If you’re reading this blog, you probably have a boss or a mentor who you turn to for career advice from time to time. But your input on career questions is limited to the people you always go to for help, and they might not always have the best perspective on everything. As smart as they are, they are confined to their own viewpoints, which means you are also being limited by their viewpoints.
It is worth, from time to time, opening up your career learning to new voices and perspectives that can shape the way you do your job for the better.
A workshop is an incredibly simple way to open up your career development to a wide, but qualified, group of people. Under the planned lead of an experienced workshop coach, you can get real answers to your biggest career questions and draw on the experience and knowledge of a room full of other people in a similar position to you.
Executive coaches and conferences are good ways to improve your career too, but both of those options lack great positives that workshops have. With an executive coach, you get lots of 1:1 attention, but it also costs a lot and again, limits you to the viewpoint of just one person. And with a conference, there are plenty of people to learn from, but the odds that you’ll get to be coached face-to-face by someone experienced in your area is unlikely.
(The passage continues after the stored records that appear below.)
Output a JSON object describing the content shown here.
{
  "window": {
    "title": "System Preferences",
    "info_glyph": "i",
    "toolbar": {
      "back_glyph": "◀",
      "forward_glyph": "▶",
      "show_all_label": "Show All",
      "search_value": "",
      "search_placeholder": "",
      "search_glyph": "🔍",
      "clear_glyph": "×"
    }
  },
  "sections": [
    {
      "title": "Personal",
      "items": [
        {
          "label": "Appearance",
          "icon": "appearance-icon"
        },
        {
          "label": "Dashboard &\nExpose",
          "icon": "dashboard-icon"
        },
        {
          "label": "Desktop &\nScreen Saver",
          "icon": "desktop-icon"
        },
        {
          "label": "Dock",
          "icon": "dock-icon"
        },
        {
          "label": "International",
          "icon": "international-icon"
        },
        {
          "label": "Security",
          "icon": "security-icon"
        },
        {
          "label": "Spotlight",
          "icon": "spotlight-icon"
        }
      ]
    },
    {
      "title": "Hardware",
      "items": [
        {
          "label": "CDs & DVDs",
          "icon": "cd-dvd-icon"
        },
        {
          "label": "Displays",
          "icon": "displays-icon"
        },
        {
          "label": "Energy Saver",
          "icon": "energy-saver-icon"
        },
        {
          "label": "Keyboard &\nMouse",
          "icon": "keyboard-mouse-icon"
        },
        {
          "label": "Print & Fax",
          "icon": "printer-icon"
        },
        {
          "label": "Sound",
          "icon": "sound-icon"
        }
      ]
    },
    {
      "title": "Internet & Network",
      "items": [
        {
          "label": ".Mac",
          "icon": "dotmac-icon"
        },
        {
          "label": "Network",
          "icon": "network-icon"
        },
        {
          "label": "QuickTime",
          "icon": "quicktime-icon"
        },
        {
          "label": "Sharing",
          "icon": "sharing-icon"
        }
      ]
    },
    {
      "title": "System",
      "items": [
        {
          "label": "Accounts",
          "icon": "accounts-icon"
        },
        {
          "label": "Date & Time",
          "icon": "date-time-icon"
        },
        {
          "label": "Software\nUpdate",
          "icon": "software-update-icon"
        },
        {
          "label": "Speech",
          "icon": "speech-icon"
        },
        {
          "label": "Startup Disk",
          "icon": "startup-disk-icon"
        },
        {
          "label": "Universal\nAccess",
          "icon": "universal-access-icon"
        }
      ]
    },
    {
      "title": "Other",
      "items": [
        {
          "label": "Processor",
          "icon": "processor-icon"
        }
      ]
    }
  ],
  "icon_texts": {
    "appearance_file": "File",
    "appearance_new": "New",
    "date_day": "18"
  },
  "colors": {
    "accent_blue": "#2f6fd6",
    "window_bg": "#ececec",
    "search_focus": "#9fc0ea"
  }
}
Plus, I don’t know about you, but I have a hard time absorbing things I hear over the course of an entire conference, with speakers only getting 40 minutes to speak on an idea that might be brand new to me. Even if I take notes, I tend to be so overwhelmed with new information coming from all directions that very little of it sticks.
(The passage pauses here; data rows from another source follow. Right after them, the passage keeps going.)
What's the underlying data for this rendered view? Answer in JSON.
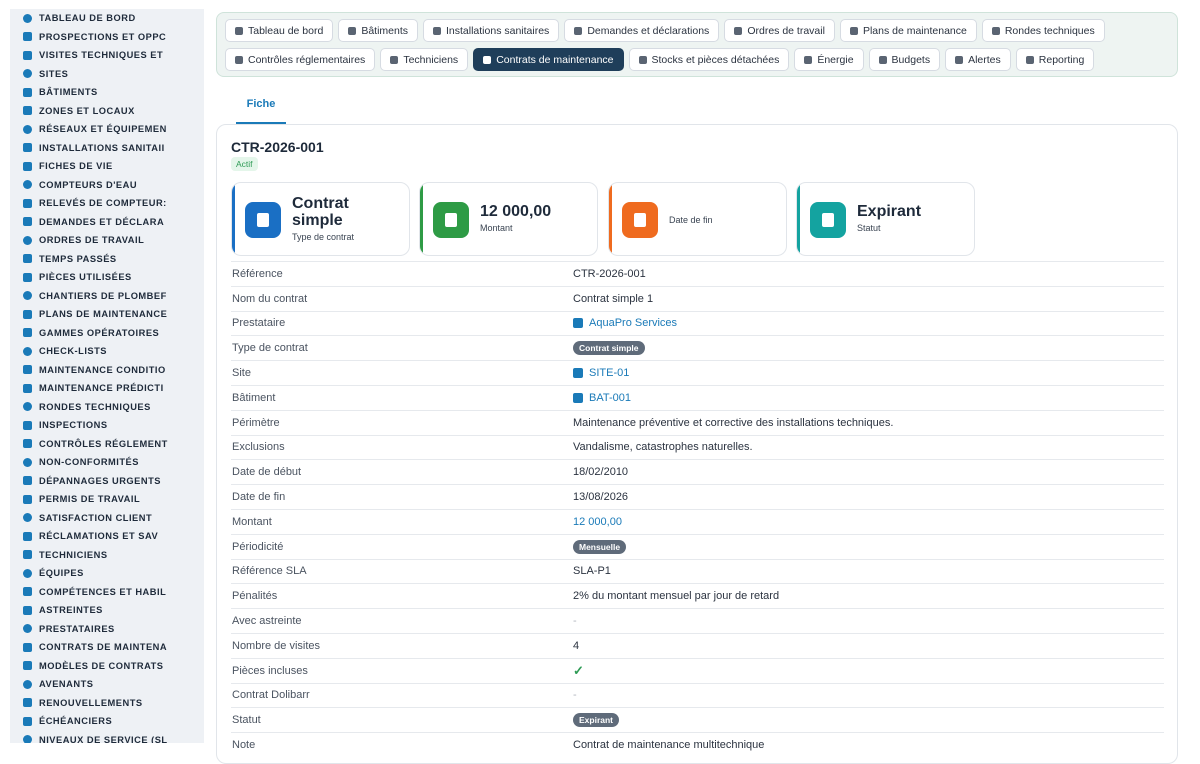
{
  "sidebar": {
    "items": [
      {
        "label": "TABLEAU DE BORD",
        "icon": "dashboard-icon"
      },
      {
        "label": "PROSPECTIONS ET OPPC",
        "icon": "target-icon"
      },
      {
        "label": "VISITES TECHNIQUES ET",
        "icon": "clipboard-icon"
      },
      {
        "label": "SITES",
        "icon": "map-pin-icon"
      },
      {
        "label": "BÂTIMENTS",
        "icon": "building-icon"
      },
      {
        "label": "ZONES ET LOCAUX",
        "icon": "grid-icon"
      },
      {
        "label": "RÉSEAUX ET ÉQUIPEMEN",
        "icon": "network-icon"
      },
      {
        "label": "INSTALLATIONS SANITAII",
        "icon": "cogs-icon"
      },
      {
        "label": "FICHES DE VIE",
        "icon": "history-icon"
      },
      {
        "label": "COMPTEURS D'EAU",
        "icon": "gauge-icon"
      },
      {
        "label": "RELEVÉS DE COMPTEUR:",
        "icon": "droplet-icon"
      },
      {
        "label": "DEMANDES ET DÉCLARA",
        "icon": "question-icon"
      },
      {
        "label": "ORDRES DE TRAVAIL",
        "icon": "clipboard-icon"
      },
      {
        "label": "TEMPS PASSÉS",
        "icon": "clock-icon"
      },
      {
        "label": "PIÈCES UTILISÉES",
        "icon": "boxes-icon"
      },
      {
        "label": "CHANTIERS DE PLOMBEF",
        "icon": "wrench-icon"
      },
      {
        "label": "PLANS DE MAINTENANCE",
        "icon": "calendar-icon"
      },
      {
        "label": "GAMMES OPÉRATOIRES",
        "icon": "list-icon"
      },
      {
        "label": "CHECK-LISTS",
        "icon": "checklist-icon"
      },
      {
        "label": "MAINTENANCE CONDITIO",
        "icon": "thermometer-icon"
      },
      {
        "label": "MAINTENANCE PRÉDICTI",
        "icon": "chart-line-icon"
      },
      {
        "label": "RONDES TECHNIQUES",
        "icon": "route-icon"
      },
      {
        "label": "INSPECTIONS",
        "icon": "search-icon"
      },
      {
        "label": "CONTRÔLES RÉGLEMENT",
        "icon": "clipboard-check-icon"
      },
      {
        "label": "NON-CONFORMITÉS",
        "icon": "exclamation-icon"
      },
      {
        "label": "DÉPANNAGES URGENTS",
        "icon": "warning-icon"
      },
      {
        "label": "PERMIS DE TRAVAIL",
        "icon": "file-icon"
      },
      {
        "label": "SATISFACTION CLIENT",
        "icon": "smile-icon"
      },
      {
        "label": "RÉCLAMATIONS ET SAV",
        "icon": "comment-icon"
      },
      {
        "label": "TECHNICIENS",
        "icon": "hard-hat-icon"
      },
      {
        "label": "ÉQUIPES",
        "icon": "users-icon"
      },
      {
        "label": "COMPÉTENCES ET HABIL",
        "icon": "certificate-icon"
      },
      {
        "label": "ASTREINTES",
        "icon": "phone-icon"
      },
      {
        "label": "PRESTATAIRES",
        "icon": "handshake-icon"
      },
      {
        "label": "CONTRATS DE MAINTENA",
        "icon": "file-contract-icon"
      },
      {
        "label": "MODÈLES DE CONTRATS",
        "icon": "file-icon"
      },
      {
        "label": "AVENANTS",
        "icon": "file-edit-icon"
      },
      {
        "label": "RENOUVELLEMENTS",
        "icon": "sync-icon"
      },
      {
        "label": "ÉCHÉANCIERS",
        "icon": "file-invoice-icon"
      },
      {
        "label": "NIVEAUX DE SERVICE (SL",
        "icon": "tachometer-icon"
      }
    ]
  },
  "nav": {
    "row1": [
      {
        "label": "Tableau de bord",
        "icon": "dashboard-icon"
      },
      {
        "label": "Bâtiments",
        "icon": "building-icon"
      },
      {
        "label": "Installations sanitaires",
        "icon": "cogs-icon"
      },
      {
        "label": "Demandes et déclarations",
        "icon": "question-icon"
      },
      {
        "label": "Ordres de travail",
        "icon": "clipboard-icon"
      },
      {
        "label": "Plans de maintenance",
        "icon": "calendar-icon"
      },
      {
        "label": "Rondes techniques",
        "icon": "route-icon"
      }
    ],
    "row2": [
      {
        "label": "Contrôles réglementaires",
        "icon": "clipboard-check-icon"
      },
      {
        "label": "Techniciens",
        "icon": "hard-hat-icon"
      },
      {
        "label": "Contrats de maintenance",
        "icon": "file-contract-icon",
        "active": true
      },
      {
        "label": "Stocks et pièces détachées",
        "icon": "boxes-icon"
      },
      {
        "label": "Énergie",
        "icon": "bolt-icon"
      },
      {
        "label": "Budgets",
        "icon": "money-icon"
      },
      {
        "label": "Alertes",
        "icon": "bell-icon"
      },
      {
        "label": "Reporting",
        "icon": "pie-chart-icon"
      }
    ]
  },
  "subtab": {
    "label": "Fiche"
  },
  "record": {
    "reference": "CTR-2026-001",
    "status_badge": "Actif"
  },
  "kpis": [
    {
      "big": "Contrat simple",
      "small": "Type de contrat",
      "color": "#1a6fc4",
      "icon": "file-contract-icon"
    },
    {
      "big": "12 000,00",
      "small": "Montant",
      "color": "#2e9b45",
      "icon": "coins-icon"
    },
    {
      "big": "",
      "small": "Date de fin",
      "color": "#ef6b1f",
      "icon": "calendar-x-icon"
    },
    {
      "big": "Expirant",
      "small": "Statut",
      "color": "#14a3a0",
      "icon": "info-icon"
    }
  ],
  "details": [
    {
      "key": "Référence",
      "value": "CTR-2026-001"
    },
    {
      "key": "Nom du contrat",
      "value": "Contrat simple 1"
    },
    {
      "key": "Prestataire",
      "value": "AquaPro Services",
      "type": "link",
      "icon": "building-icon"
    },
    {
      "key": "Type de contrat",
      "value": "Contrat simple",
      "type": "pill"
    },
    {
      "key": "Site",
      "value": "SITE-01",
      "type": "link",
      "icon": "site-icon"
    },
    {
      "key": "Bâtiment",
      "value": "BAT-001",
      "type": "link",
      "icon": "site-icon"
    },
    {
      "key": "Périmètre",
      "value": "Maintenance préventive et corrective des installations techniques."
    },
    {
      "key": "Exclusions",
      "value": "Vandalisme, catastrophes naturelles."
    },
    {
      "key": "Date de début",
      "value": "18/02/2010"
    },
    {
      "key": "Date de fin",
      "value": "13/08/2026"
    },
    {
      "key": "Montant",
      "value": "12 000,00",
      "type": "amount"
    },
    {
      "key": "Périodicité",
      "value": "Mensuelle",
      "type": "pill"
    },
    {
      "key": "Référence SLA",
      "value": "SLA-P1"
    },
    {
      "key": "Pénalités",
      "value": "2% du montant mensuel par jour de retard"
    },
    {
      "key": "Avec astreinte",
      "value": "-",
      "type": "muted"
    },
    {
      "key": "Nombre de visites",
      "value": "4"
    },
    {
      "key": "Pièces incluses",
      "value": "✓",
      "type": "check"
    },
    {
      "key": "Contrat Dolibarr",
      "value": "-",
      "type": "muted"
    },
    {
      "key": "Statut",
      "value": "Expirant",
      "type": "pill"
    },
    {
      "key": "Note",
      "value": "Contrat de maintenance multitechnique"
    }
  ]
}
It’s worth thinking about how you learn when you’re thinking about investing in your career. Some people can just pick up a book or listen to a talk, and learn everything they need. But most people aren’t that way.
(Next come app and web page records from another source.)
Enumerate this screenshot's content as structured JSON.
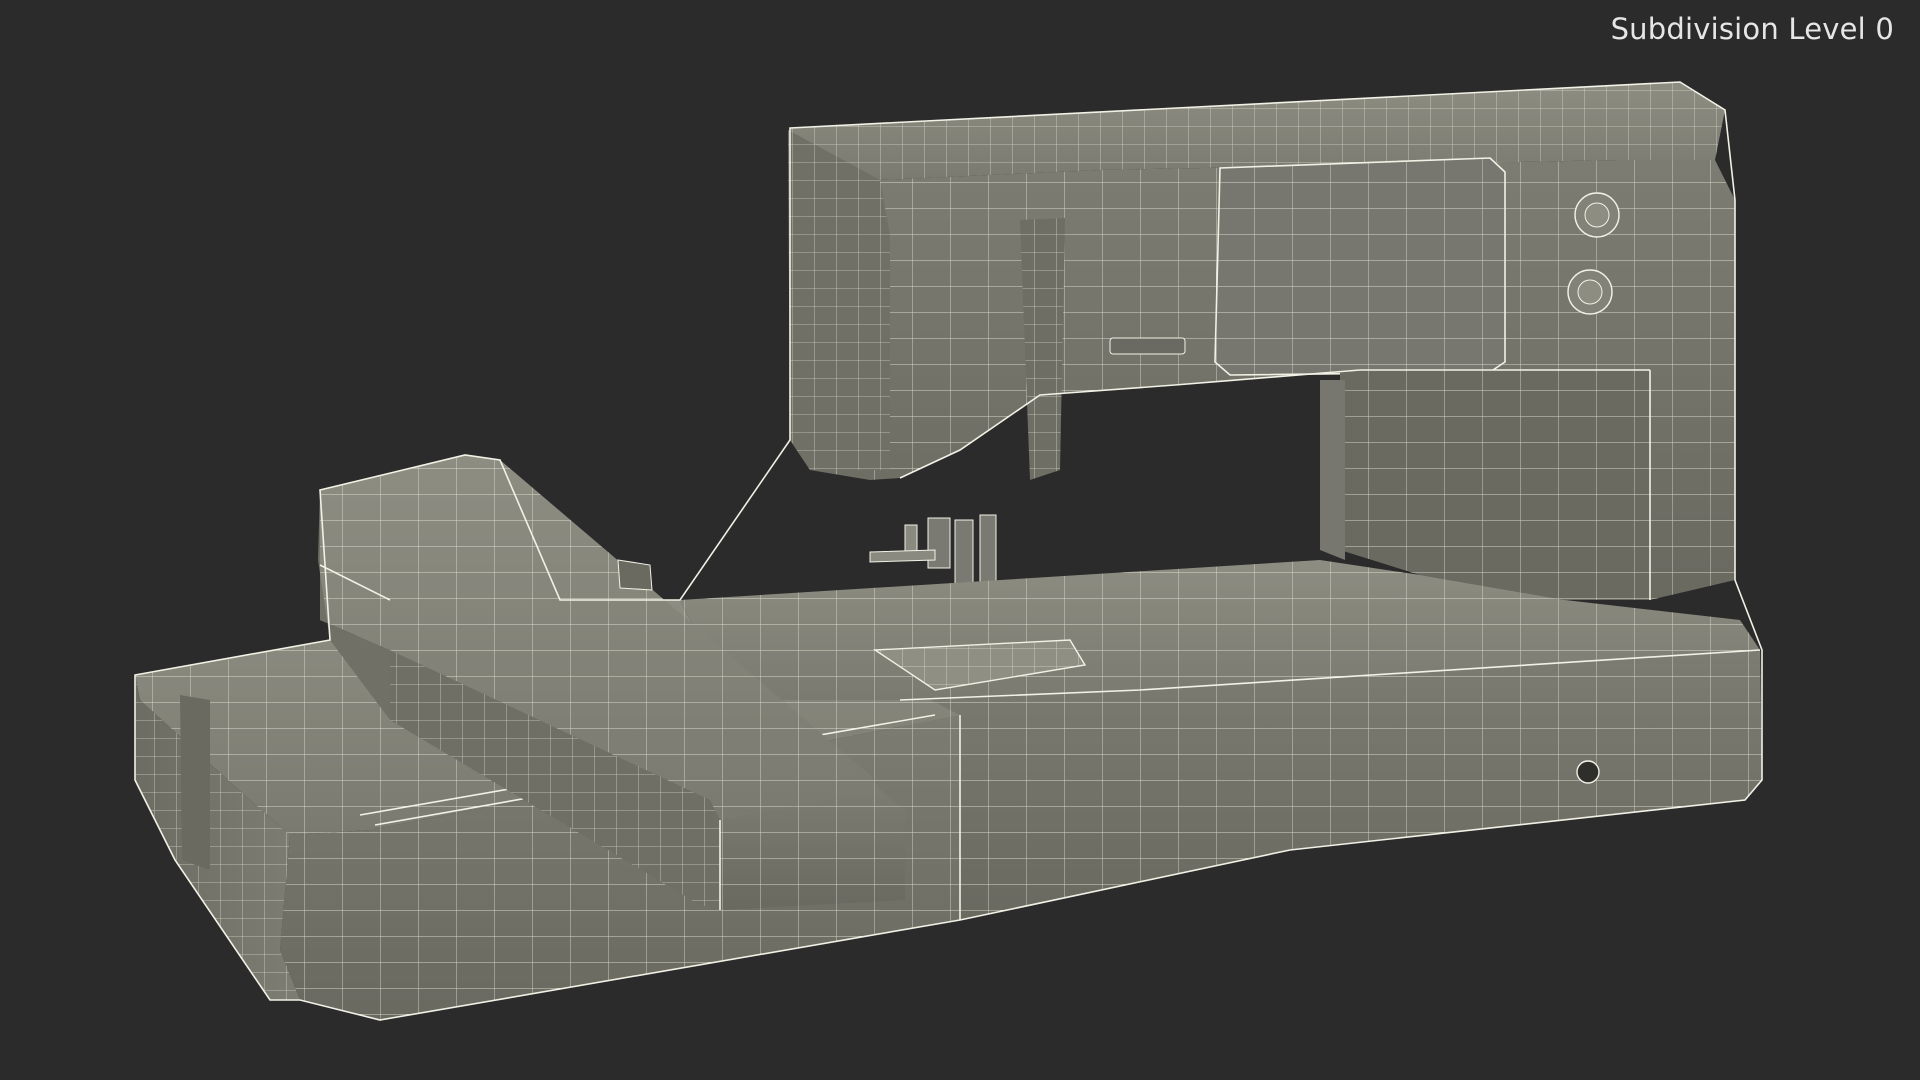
{
  "viewport": {
    "overlay_label": "Subdivision Level 0"
  },
  "colors": {
    "background": "#2b2b2b",
    "surface": "#7b7b70",
    "surface_light": "#8c8c80",
    "surface_dark": "#5f5f56",
    "wire": "#e9e9dc",
    "label": "#e6e6e6"
  },
  "model": {
    "subject": "sewing-machine-wireframe"
  }
}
Most of us (myself included) need to hear things, see things, and then test them out before they really stick. And that’s why workshops are so awesome. (And why we decided to do one of our own.)
In a workshop, you make a one-time payment to get a jam-packed day of one-on-one attention while being exposed to tons of new information and perspectives while you learn, so you can hone your knowledge on the spot.
You get the best of all possible career development worlds.
How to get your boss to pay for your workshop costs
While a $997 price tag might be a little steep for the average person to pay for one workshop (even if you can see the benefit of paying that amount for the long term returns in your career), the good news is that you might not even have to be the one to pay for it.
If you are smart and good at your job, most of the time your organization will be happy to pay for your career development.
(And if you’re not sure you’re succeeding 100% at your job, then you might want to stop reading this post. Workshops and career development investments are really best spent on people who are serious high achievers; if you’ve got other skills to hone or areas you need to improve before you’re really shining at work, then you should spend your time getting up to speed there before you spend your money or ask your boss to spend their money on a big investment in leveling you up.
Again, think like an investment. If you’ve got serious debt, you shouldn’t be investing in the stock market hoping to win big. You should pay off your debt; then look at taking things to the next level. But if you’re doing well and you’re looking for ways to get even richer, then it’s worth looking at making a big investment. Then it’s time to look at investing in things like workshops to take you higher and higher.)
But if you know you’re doing well at work, then you should ask your boss to pay or help pay for your workshop attendance.
When you ask your boss to pay for career development for you, there are right and wrong ways to pose it.
Don’t make your request a question, like “Would you be willing to pay for this workshop?” or “Would it be okay if I went to this leadership workshop?” Even though this is an investment in your personal development, your boss will be thinking about it as a business expense. So make a business case for it.
Explain why it’s valuable. What will they gain from it? How will they see the money they spend on you here returned? What will this help your team accomplish, and how does that help move the company closer to its goals?
Always come to the meeting prepared. If you have a hard time phrasing the benefits of the event on your own, you can copy and paste copy from the event website outlining the advertised benefits of the event and then apply those benefits to your org’s current needs.
And after the event, touch base with your manager to go over what you learned and to demonstrate what you’ll do to give them a return on their investment. Outline how you’ll take action on what you learned to achieve the benefits you mentioned when pitching the workshop to them.